    Yes, I do need to look at it again. I didn’t say Oxite sucked though. I just said I was critical of it, and that Canvas attempted to address some of its shortcomings. I could have added an update to say that Oxite had changed significantly, but the post was about how we got here. I’d like to think we can reference Oxite without always adding an addendum.

    I initially tried to do it the “recommended” way, and used an IUserType with NHibernate but kept running into problems. Besides, I’m not convinced that password encryption is merely a persistence concern. Where are you thinking in goes? The controller or the User class? Could hash in the setter, and tell NHibernate to use the private field so it doesn’t get double-hashed. I don’t like it in the controller, but that might just be because I’m coming from a multi-UI system and I tend to push things down for greater reuse.

    As for IRepository, I think some people exclusively use explicit interfaces, which is pretty much what we are doing here (everything goes through the UserRepository interface). I actually don’t mind having a Controller or something use a non-explicit method, if it wants to use the base Repository’s Find method, so be it.

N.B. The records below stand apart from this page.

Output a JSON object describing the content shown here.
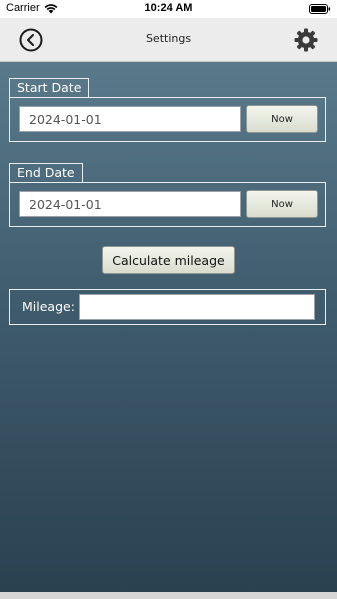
{
  "status_bar": {
    "carrier": "Carrier",
    "time": "10:24 AM",
    "wifi_icon": "wifi-icon",
    "battery_icon": "battery-icon"
  },
  "nav_bar": {
    "title": "Settings",
    "back_icon": "chevron-left-circle-icon",
    "settings_icon": "gear-icon"
  },
  "start_date": {
    "label": "Start Date",
    "value": "2024-01-01",
    "now_label": "Now"
  },
  "end_date": {
    "label": "End Date",
    "value": "2024-01-01",
    "now_label": "Now"
  },
  "calculate": {
    "label": "Calculate mileage"
  },
  "mileage": {
    "label": "Mileage:",
    "value": ""
  },
  "colors": {
    "background_top": "#5a7a8c",
    "background_bottom": "#2a4150",
    "nav_bar": "#ececec",
    "group_border": "#e9eef1",
    "button_face": "#e3e6da"
  }
}
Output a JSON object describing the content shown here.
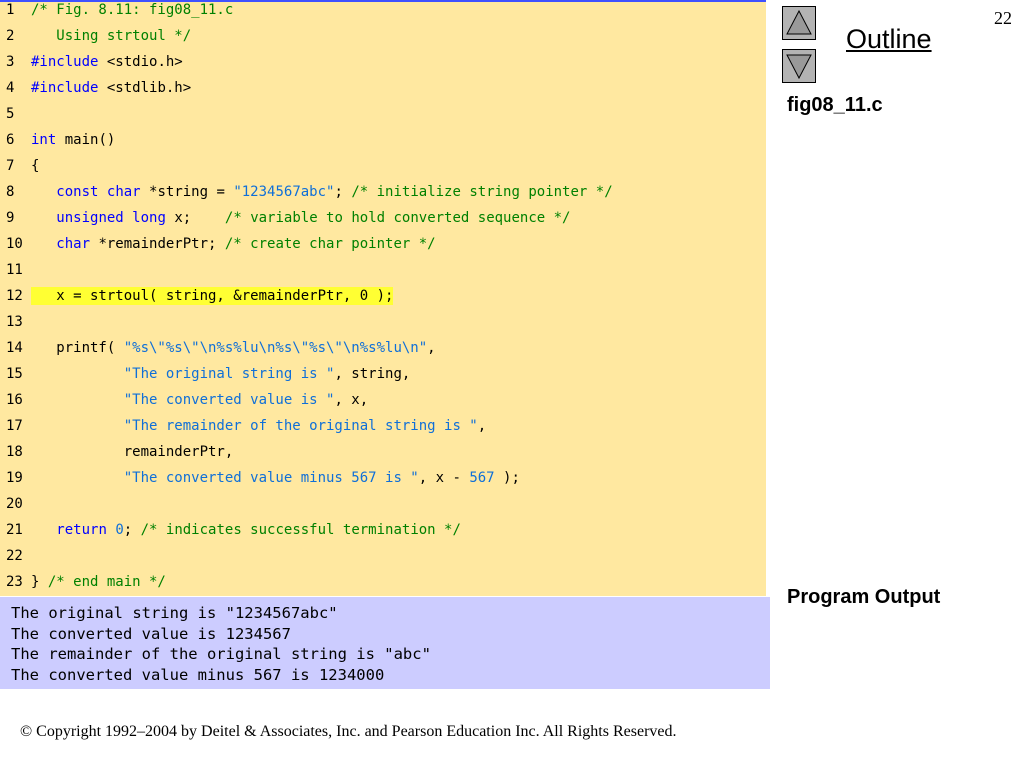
{
  "slide": {
    "page_number": "22",
    "copyright": "© Copyright 1992–2004 by Deitel & Associates, Inc. and Pearson Education Inc. All Rights Reserved."
  },
  "nav": {
    "outline_label": "Outline",
    "up_icon": "triangle-up-icon",
    "down_icon": "triangle-down-icon"
  },
  "sidebar": {
    "file_label": "fig08_11.c",
    "program_output_label": "Program Output"
  },
  "colors": {
    "code_background": "#ffe8a0",
    "output_background": "#ccccff",
    "comment": "#008000",
    "keyword": "#0000ff",
    "string": "#0f6fd8",
    "highlight": "#ffff33"
  },
  "code_lines": [
    {
      "num": "1",
      "highlight": false,
      "tokens": [
        [
          "comment",
          "/* Fig. 8.11: fig08_11.c"
        ]
      ]
    },
    {
      "num": "2",
      "highlight": false,
      "tokens": [
        [
          "comment",
          "   Using strtoul */"
        ]
      ]
    },
    {
      "num": "3",
      "highlight": false,
      "tokens": [
        [
          "keyword",
          "#include"
        ],
        [
          "plain",
          " <stdio.h>"
        ]
      ]
    },
    {
      "num": "4",
      "highlight": false,
      "tokens": [
        [
          "keyword",
          "#include"
        ],
        [
          "plain",
          " <stdlib.h>"
        ]
      ]
    },
    {
      "num": "5",
      "highlight": false,
      "tokens": []
    },
    {
      "num": "6",
      "highlight": false,
      "tokens": [
        [
          "keyword",
          "int"
        ],
        [
          "plain",
          " main()"
        ]
      ]
    },
    {
      "num": "7",
      "highlight": false,
      "tokens": [
        [
          "plain",
          "{"
        ]
      ]
    },
    {
      "num": "8",
      "highlight": false,
      "tokens": [
        [
          "plain",
          "   "
        ],
        [
          "keyword",
          "const"
        ],
        [
          "plain",
          " "
        ],
        [
          "keyword",
          "char"
        ],
        [
          "plain",
          " *string = "
        ],
        [
          "string",
          "\"1234567abc\""
        ],
        [
          "plain",
          "; "
        ],
        [
          "comment",
          "/* initialize string pointer */"
        ]
      ]
    },
    {
      "num": "9",
      "highlight": false,
      "tokens": [
        [
          "plain",
          "   "
        ],
        [
          "keyword",
          "unsigned"
        ],
        [
          "plain",
          " "
        ],
        [
          "keyword",
          "long"
        ],
        [
          "plain",
          " x;    "
        ],
        [
          "comment",
          "/* variable to hold converted sequence */"
        ]
      ]
    },
    {
      "num": "10",
      "highlight": false,
      "tokens": [
        [
          "plain",
          "   "
        ],
        [
          "keyword",
          "char"
        ],
        [
          "plain",
          " *remainderPtr; "
        ],
        [
          "comment",
          "/* create char pointer */"
        ]
      ]
    },
    {
      "num": "11",
      "highlight": false,
      "tokens": []
    },
    {
      "num": "12",
      "highlight": true,
      "tokens": [
        [
          "plain",
          "   x = strtoul( string, &remainderPtr, 0 );"
        ]
      ]
    },
    {
      "num": "13",
      "highlight": false,
      "tokens": []
    },
    {
      "num": "14",
      "highlight": false,
      "tokens": [
        [
          "plain",
          "   printf( "
        ],
        [
          "string",
          "\"%s\\\"%s\\\"\\n%s%lu\\n%s\\\"%s\\\"\\n%s%lu\\n\""
        ],
        [
          "plain",
          ","
        ]
      ]
    },
    {
      "num": "15",
      "highlight": false,
      "tokens": [
        [
          "plain",
          "           "
        ],
        [
          "string",
          "\"The original string is \""
        ],
        [
          "plain",
          ", string,"
        ]
      ]
    },
    {
      "num": "16",
      "highlight": false,
      "tokens": [
        [
          "plain",
          "           "
        ],
        [
          "string",
          "\"The converted value is \""
        ],
        [
          "plain",
          ", x,"
        ]
      ]
    },
    {
      "num": "17",
      "highlight": false,
      "tokens": [
        [
          "plain",
          "           "
        ],
        [
          "string",
          "\"The remainder of the original string is \""
        ],
        [
          "plain",
          ","
        ]
      ]
    },
    {
      "num": "18",
      "highlight": false,
      "tokens": [
        [
          "plain",
          "           remainderPtr,"
        ]
      ]
    },
    {
      "num": "19",
      "highlight": false,
      "tokens": [
        [
          "plain",
          "           "
        ],
        [
          "string",
          "\"The converted value minus 567 is \""
        ],
        [
          "plain",
          ", x - "
        ],
        [
          "number",
          "567"
        ],
        [
          "plain",
          " );"
        ]
      ]
    },
    {
      "num": "20",
      "highlight": false,
      "tokens": []
    },
    {
      "num": "21",
      "highlight": false,
      "tokens": [
        [
          "plain",
          "   "
        ],
        [
          "keyword",
          "return"
        ],
        [
          "plain",
          " "
        ],
        [
          "number",
          "0"
        ],
        [
          "plain",
          "; "
        ],
        [
          "comment",
          "/* indicates successful termination */"
        ]
      ]
    },
    {
      "num": "22",
      "highlight": false,
      "tokens": []
    },
    {
      "num": "23",
      "highlight": false,
      "tokens": [
        [
          "plain",
          "} "
        ],
        [
          "comment",
          "/* end main */"
        ]
      ]
    }
  ],
  "output_lines": [
    "The original string is \"1234567abc\"",
    "The converted value is 1234567",
    "The remainder of the original string is \"abc\"",
    "The converted value minus 567 is 1234000"
  ]
}
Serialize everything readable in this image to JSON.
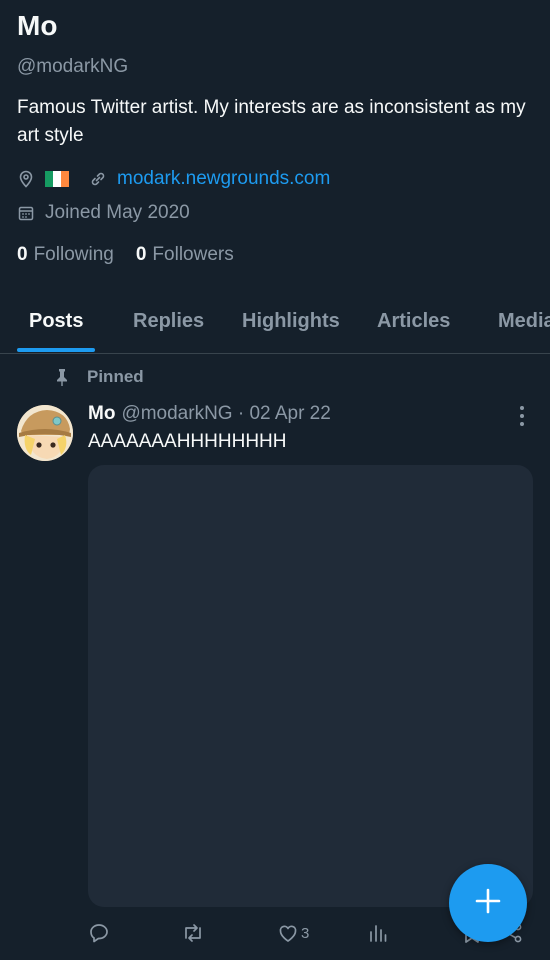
{
  "profile": {
    "name": "Mo",
    "handle": "@modarkNG",
    "bio": "Famous Twitter artist. My interests are as inconsistent as my art style",
    "location_icon": "location-pin-icon",
    "flag": "ireland-flag",
    "website": "modark.newgrounds.com",
    "joined": "Joined May 2020",
    "following_count": "0",
    "following_label": "Following",
    "followers_count": "0",
    "followers_label": "Followers"
  },
  "tabs": [
    {
      "label": "Posts",
      "active": true
    },
    {
      "label": "Replies",
      "active": false
    },
    {
      "label": "Highlights",
      "active": false
    },
    {
      "label": "Articles",
      "active": false
    },
    {
      "label": "Media",
      "active": false
    }
  ],
  "pinned_label": "Pinned",
  "tweet": {
    "name": "Mo",
    "handle_date": "@modarkNG · 02 Apr 22",
    "text": "AAAAAAAHHHHHHHH",
    "likes": "3"
  },
  "colors": {
    "background": "#15202b",
    "accent": "#1d9bf0",
    "muted": "#8b98a5",
    "media_placeholder": "#202b38"
  },
  "fab_icon": "plus-icon"
}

  12. Christoph Walcher says:


    just took a quick look at CodeBetter.Canvas and having two BIG question.
    What is the reason to put the IEncryptor in the UserRepository? I would also not expect the Save method of a repository to set the user’s password property.
    What is the reason to expose the full IRepository interface by deriving UserRepository from Repository? I mean most of these methods will not be needed by client code…

  13. Erik Porter says:

    Seriously, Karl. You really need to take a look at Oxite again. The way you’re doing validation is very similar to how Oxite does it (currently).

    If you’re going to continue to say how horrible Oxite is, first take a look at something other than the first release.

    Your sample is cool, but seriously, let it go and re-examine Oxite.

    -That Opinionated Oxite Guy